This post was originally published on Oct. 16, 2014
New York City is a mecca for Art Deco extravagance. But while the Empire State may be its centerpiece, Art Deco architecture is not exclusive to New York. Miami has its magnificent beachfront hotels, Hollywood its sumptuous movie palaces, and Deco relics can be seen in Washington, Seattle and Chicago, and in most major U.S. industrial cities.
A Deco hybrid known as “Navajo style” is prevalent in cities throughout the Southwest. And in many small, formerly industrial towns in the United States, Deco detailing is visible on pre-World War II buildings. Yet since Paris and Bruxelles are dubbed the capitols of Art Nouveau (owing to the profound influence of architects and designers who practiced the fin de siecle curvilinear style), New York City must be hailed as the Art Deco capitol of the world for its many monumental buildings conforming to this international, between-the-wars decorative style.
As host of the 1925 Exposition Internationale des Arts Décoratifs et Industriels Modernes, Paris was the epicenter of “art moderne,” as Art Deco was then formally called.

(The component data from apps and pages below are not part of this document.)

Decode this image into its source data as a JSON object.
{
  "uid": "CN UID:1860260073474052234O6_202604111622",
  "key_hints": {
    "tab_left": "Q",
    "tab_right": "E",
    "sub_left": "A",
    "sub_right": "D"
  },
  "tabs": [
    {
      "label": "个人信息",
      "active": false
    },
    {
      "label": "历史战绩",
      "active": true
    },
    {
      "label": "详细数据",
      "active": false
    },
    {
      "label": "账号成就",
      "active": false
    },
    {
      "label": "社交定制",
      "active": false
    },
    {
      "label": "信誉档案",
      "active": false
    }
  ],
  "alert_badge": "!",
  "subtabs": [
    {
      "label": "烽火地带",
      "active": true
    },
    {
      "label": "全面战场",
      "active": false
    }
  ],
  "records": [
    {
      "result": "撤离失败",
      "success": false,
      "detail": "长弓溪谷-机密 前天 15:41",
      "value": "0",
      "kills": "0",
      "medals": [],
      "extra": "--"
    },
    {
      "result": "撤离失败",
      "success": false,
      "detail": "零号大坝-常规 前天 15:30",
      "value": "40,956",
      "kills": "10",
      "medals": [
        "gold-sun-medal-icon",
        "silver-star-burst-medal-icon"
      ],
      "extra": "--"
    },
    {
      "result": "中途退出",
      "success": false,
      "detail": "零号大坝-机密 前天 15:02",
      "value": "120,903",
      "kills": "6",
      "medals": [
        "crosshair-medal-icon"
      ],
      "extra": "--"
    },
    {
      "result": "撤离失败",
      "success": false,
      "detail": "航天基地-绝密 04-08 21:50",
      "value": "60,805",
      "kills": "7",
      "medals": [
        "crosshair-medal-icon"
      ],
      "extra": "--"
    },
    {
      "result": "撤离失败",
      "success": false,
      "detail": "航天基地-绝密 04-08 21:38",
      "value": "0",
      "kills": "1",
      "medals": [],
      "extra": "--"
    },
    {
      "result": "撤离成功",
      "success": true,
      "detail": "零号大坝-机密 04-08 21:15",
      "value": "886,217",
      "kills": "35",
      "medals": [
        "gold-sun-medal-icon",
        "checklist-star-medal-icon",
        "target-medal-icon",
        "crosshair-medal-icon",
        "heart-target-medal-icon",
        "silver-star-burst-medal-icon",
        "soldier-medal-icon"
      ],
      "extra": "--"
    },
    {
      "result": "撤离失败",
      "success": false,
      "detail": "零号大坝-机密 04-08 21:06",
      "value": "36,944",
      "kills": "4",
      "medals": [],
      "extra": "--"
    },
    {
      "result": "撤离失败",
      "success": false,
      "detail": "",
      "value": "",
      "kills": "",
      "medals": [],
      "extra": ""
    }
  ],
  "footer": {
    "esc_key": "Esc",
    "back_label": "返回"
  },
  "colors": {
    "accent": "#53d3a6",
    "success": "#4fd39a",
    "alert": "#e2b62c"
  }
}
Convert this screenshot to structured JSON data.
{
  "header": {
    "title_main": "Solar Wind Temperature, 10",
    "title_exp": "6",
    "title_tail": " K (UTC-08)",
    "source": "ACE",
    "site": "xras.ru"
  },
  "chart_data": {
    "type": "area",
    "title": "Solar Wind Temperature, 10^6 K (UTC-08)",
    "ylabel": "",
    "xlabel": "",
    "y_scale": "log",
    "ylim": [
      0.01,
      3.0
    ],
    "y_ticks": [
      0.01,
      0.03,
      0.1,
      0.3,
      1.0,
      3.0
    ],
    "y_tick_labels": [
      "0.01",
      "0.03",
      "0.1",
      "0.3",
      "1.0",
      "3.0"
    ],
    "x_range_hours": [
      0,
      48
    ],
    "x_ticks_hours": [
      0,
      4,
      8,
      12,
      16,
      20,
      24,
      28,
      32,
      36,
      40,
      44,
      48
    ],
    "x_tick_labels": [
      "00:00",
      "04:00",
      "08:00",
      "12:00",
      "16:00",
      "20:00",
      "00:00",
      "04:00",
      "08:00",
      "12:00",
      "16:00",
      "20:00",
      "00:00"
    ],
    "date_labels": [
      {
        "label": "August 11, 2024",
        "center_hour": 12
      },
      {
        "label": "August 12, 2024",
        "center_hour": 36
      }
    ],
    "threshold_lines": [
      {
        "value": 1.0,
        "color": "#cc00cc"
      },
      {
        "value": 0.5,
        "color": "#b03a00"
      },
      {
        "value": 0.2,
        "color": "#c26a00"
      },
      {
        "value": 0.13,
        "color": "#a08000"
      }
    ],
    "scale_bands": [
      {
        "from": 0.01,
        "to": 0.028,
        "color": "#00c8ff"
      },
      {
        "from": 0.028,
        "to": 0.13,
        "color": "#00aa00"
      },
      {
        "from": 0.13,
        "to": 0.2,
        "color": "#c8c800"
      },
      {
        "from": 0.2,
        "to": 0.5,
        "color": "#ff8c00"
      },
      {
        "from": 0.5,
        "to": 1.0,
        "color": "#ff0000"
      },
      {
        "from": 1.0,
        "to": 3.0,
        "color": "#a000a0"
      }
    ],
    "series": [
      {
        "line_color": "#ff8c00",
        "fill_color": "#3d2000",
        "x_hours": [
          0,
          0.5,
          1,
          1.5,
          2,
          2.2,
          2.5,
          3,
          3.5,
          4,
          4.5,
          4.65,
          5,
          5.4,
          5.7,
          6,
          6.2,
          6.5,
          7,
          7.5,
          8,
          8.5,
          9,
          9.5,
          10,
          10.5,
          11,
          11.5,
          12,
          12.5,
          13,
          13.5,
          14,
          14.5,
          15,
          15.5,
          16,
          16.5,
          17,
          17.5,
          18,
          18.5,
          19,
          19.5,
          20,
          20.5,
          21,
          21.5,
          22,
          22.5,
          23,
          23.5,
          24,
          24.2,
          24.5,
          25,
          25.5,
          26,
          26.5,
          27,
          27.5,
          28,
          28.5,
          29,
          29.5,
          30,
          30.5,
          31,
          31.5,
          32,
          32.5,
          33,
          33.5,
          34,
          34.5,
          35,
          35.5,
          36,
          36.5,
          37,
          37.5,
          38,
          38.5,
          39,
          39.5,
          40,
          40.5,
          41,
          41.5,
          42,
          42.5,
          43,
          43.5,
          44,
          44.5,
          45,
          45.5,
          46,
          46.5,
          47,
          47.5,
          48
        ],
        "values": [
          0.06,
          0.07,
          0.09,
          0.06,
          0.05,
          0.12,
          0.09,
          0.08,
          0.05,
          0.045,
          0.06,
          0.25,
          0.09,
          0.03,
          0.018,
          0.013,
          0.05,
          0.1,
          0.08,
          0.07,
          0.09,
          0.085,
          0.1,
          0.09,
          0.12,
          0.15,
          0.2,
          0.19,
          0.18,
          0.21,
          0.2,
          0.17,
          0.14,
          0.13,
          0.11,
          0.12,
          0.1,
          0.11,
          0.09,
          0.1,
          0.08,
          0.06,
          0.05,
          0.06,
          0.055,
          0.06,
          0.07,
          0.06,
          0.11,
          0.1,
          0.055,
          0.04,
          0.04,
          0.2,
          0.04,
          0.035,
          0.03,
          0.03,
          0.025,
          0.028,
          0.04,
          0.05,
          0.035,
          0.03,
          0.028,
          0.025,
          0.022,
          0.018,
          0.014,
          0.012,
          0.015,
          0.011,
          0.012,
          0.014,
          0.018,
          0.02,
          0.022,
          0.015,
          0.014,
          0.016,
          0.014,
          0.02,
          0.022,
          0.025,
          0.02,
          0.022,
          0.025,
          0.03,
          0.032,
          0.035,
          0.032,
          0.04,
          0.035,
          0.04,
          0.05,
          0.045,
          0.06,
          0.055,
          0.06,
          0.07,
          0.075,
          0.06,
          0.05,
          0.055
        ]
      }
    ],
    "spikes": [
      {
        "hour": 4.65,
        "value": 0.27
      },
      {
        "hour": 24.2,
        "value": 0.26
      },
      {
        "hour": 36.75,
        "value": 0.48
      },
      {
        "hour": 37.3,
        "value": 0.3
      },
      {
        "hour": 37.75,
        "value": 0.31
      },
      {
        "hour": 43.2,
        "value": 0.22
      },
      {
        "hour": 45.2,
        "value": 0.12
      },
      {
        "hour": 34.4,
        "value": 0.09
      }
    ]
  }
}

This exposition was a collection of lush pavilions that celebrated a new ornamentalism, presenting the world with examples of the choicest stylistic developments in furniture, textile, fashion and graphic design. Despite this early French beachhead in what one critic called the “style wars,” New York City became the paradigm of two other stages of the moderne manifestation: the Skyscraper and Streamline phases. The former began in the early 1920s with a Postwar building boom, while the latter emerged during the Depression, reaching its crescendo at the 1939–1940 New York World’s Fair in Flushing Meadows, Queens. Despite the preference following World War II for architecture in the International Style, New York’s Art Deco legacy remains virtually intact.
These “orphan” photographs (from an ill-fated project) are lost treasures and the details therein are gems.